DL: If you’re coming with kids, I think the Audubon Zoo is awesome. We have a year membership so we take the kids all the time and it’s a really good-looking zoo. My daughter is 9 and my son is 2 and ever since they were little I’ve been taking them to the Louisiana section of the zoo and we get crawfish pies and red beans and rice.
And then there’s the river boat. I know it seems corny but we took a ride on the river boat a few months ago. I think it’s kind of cool. And then of course there’s just walking around the French Quarter.
Fodor’s: You own three restaurants in New Orleans: Herbsaint Restaurant, Cochon, and the recently-opened Cochon Butcher. What can people expect at each place?

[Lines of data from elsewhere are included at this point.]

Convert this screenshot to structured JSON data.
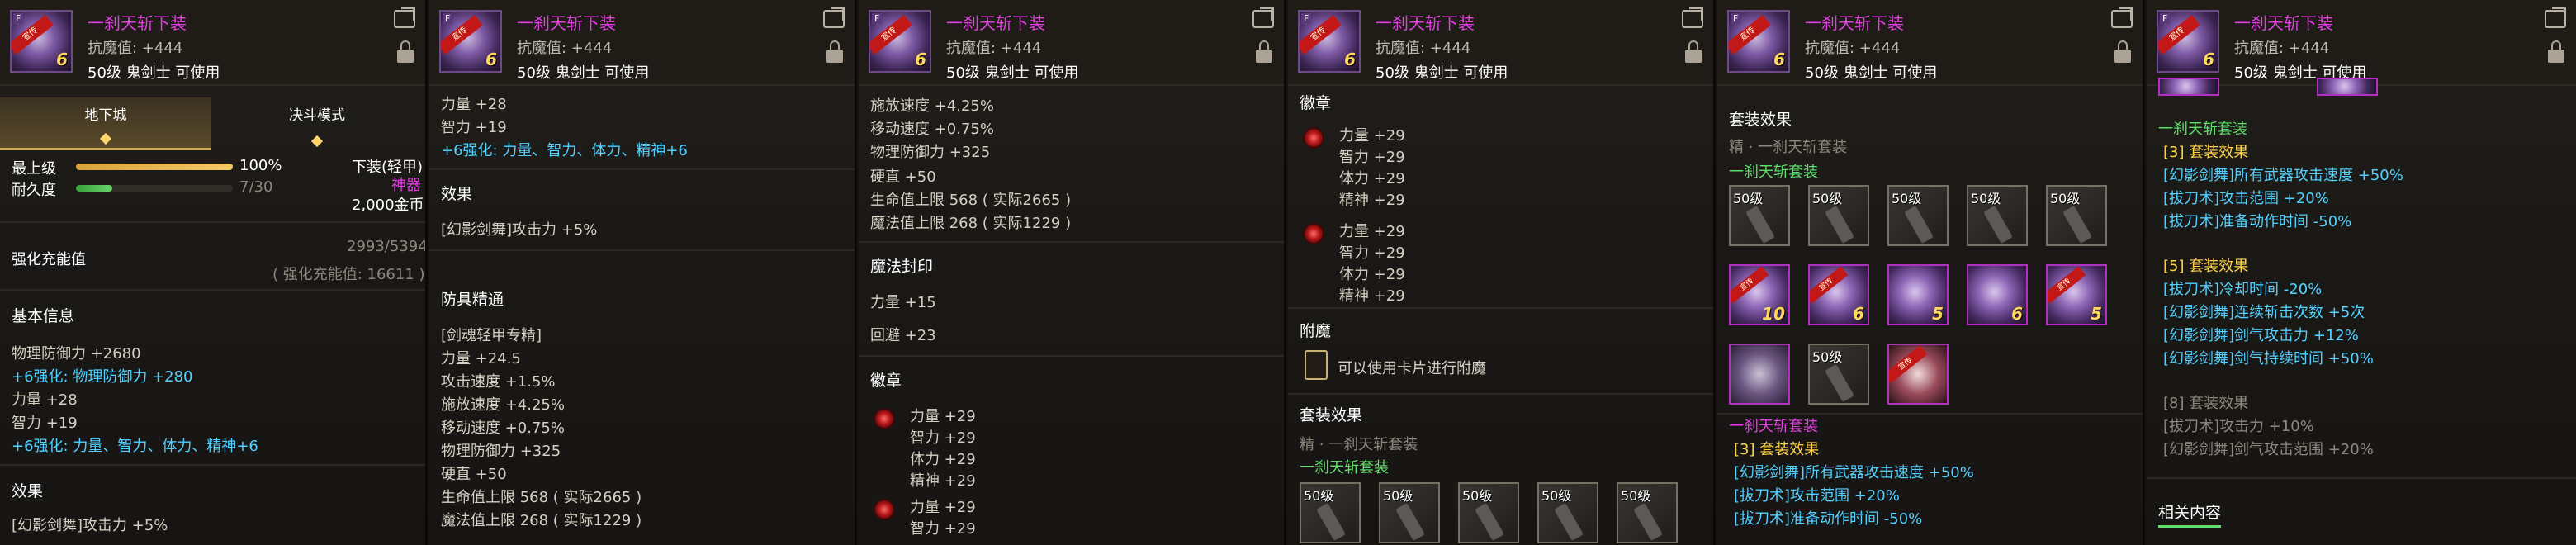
{
  "item": {
    "name": "一刹天斩下装",
    "resist": "抗魔值: +444",
    "level_class": "50级 鬼剑士 可使用",
    "thumb_tag": "F",
    "thumb_num": "6",
    "ribbon_text": "宣传"
  },
  "p1": {
    "tabs": [
      "地下城",
      "决斗模式"
    ],
    "active_tab": "地下城",
    "max_level_label": "最上级",
    "max_level_pct": "100%",
    "max_level_fill": 1.0,
    "durability_label": "耐久度",
    "durability_value": "7/30",
    "durability_fill": 0.233,
    "type_label": "下装(轻甲)",
    "rarity": "神器",
    "price": "2,000金币",
    "reinforce_label": "强化充能值",
    "reinforce_value": "2993/5394",
    "reinforce_note": "( 强化充能值: 16611 )",
    "basic_title": "基本信息",
    "basic_lines": [
      "物理防御力 +2680"
    ],
    "basic_cyan": "+6强化: 物理防御力 +280",
    "stat_lines": [
      "力量 +28",
      "智力 +19"
    ],
    "stat_cyan": "+6强化: 力量、智力、体力、精神+6",
    "effect_title": "效果",
    "effect_line": "[幻影剑舞]攻击力 +5%"
  },
  "p2": {
    "top_lines": [
      "力量 +28",
      "智力 +19"
    ],
    "top_cyan": "+6强化: 力量、智力、体力、精神+6",
    "effect_title": "效果",
    "effect_line": "[幻影剑舞]攻击力 +5%",
    "mastery_title": "防具精通",
    "mastery_lines": [
      "[剑魂轻甲专精]",
      "力量 +24.5",
      "攻击速度 +1.5%",
      "施放速度 +4.25%",
      "移动速度 +0.75%",
      "物理防御力 +325",
      "硬直 +50",
      "生命值上限 568 ( 实际2665 )",
      "魔法值上限 268 ( 实际1229 )"
    ]
  },
  "p3": {
    "top_lines": [
      "施放速度 +4.25%",
      "移动速度 +0.75%",
      "物理防御力 +325",
      "硬直 +50",
      "生命值上限 568 ( 实际2665 )",
      "魔法值上限 268 ( 实际1229 )"
    ],
    "seal_title": "魔法封印",
    "seal_lines": [
      "力量 +15",
      "回避 +23"
    ],
    "emblem_title": "徽章",
    "emblem_lines": [
      "力量 +29",
      "智力 +29",
      "体力 +29",
      "精神 +29"
    ],
    "emblem2_lines": [
      "力量 +29",
      "智力 +29"
    ]
  },
  "p4": {
    "emblem_title": "徽章",
    "emblem_lines": [
      "力量 +29",
      "智力 +29",
      "体力 +29",
      "精神 +29"
    ],
    "enchant_title": "附魔",
    "enchant_text": "可以使用卡片进行附魔",
    "set_title": "套装效果",
    "set_sub": "精 · 一刹天斩套装",
    "set_name": "一刹天斩套装",
    "slot_label": "50级"
  },
  "p5": {
    "set_title": "套装效果",
    "set_sub": "精 · 一刹天斩套装",
    "set_name": "一刹天斩套装",
    "slot_label": "50级",
    "row2_nums": [
      "10",
      "6",
      "5",
      "6",
      "5"
    ],
    "set_name2": "一刹天斩套装",
    "bonus3_title": "[3] 套装效果",
    "bonus3_lines": [
      "[幻影剑舞]所有武器攻击速度 +50%",
      "[拔刀术]攻击范围 +20%",
      "[拔刀术]准备动作时间 -50%"
    ]
  },
  "p6": {
    "set_name": "一刹天斩套装",
    "bonus3_title": "[3] 套装效果",
    "bonus3_lines": [
      "[幻影剑舞]所有武器攻击速度 +50%",
      "[拔刀术]攻击范围 +20%",
      "[拔刀术]准备动作时间 -50%"
    ],
    "bonus5_title": "[5] 套装效果",
    "bonus5_lines": [
      "[拔刀术]冷却时间 -20%",
      "[幻影剑舞]连续斩击次数 +5次",
      "[幻影剑舞]剑气攻击力 +12%",
      "[幻影剑舞]剑气持续时间 +50%"
    ],
    "bonus8_title": "[8] 套装效果",
    "bonus8_lines": [
      "[拔刀术]攻击力 +10%",
      "[幻影剑舞]剑气攻击范围 +20%"
    ],
    "related_title": "相关内容"
  }
}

DL: Cochon Butcher is great for people coming out of town who want to bring stuff back with them. We’re selling raw cuts of meat but we’re also doing some classic sandwiches. We make everything. We make our own salami, mortadella, andouille, boudin, etc. So as far as anyone who wants to bring meat back with them, this is the place to do it.
Herbsaint is more Louisiana, French bistro-style. Well, French bistro with Louisiana influence. You know, we have duck confit with dirty rice. It’s kind of a combination of the French and the Louisiana. And Cochon is very Cajun and Southern. We have rabbit and dumplings, smothered greens, catfish court-bouillon, boudin, etc. It has a different feel than Herbsaint.
Fodor’s: And finally, do you recommend taking any day trips outside of New Orleans?
DL: I would definitely recommend day trips. The first thing that I would do when visiting New Orleans is check the festivals calendar for the year and find a festival somewhere near Lafayette in Cajun Country. It’s about a 2 hour drive from New Orleans and it’s a straight shot. They have so much food and everybody in Cajun Country dances. That’s where I’m from.
- New Orleans online travel guide
- Donald’s new cookbook: Real Cajun: Rustic Home Cooking from Donald Link’s Louisiana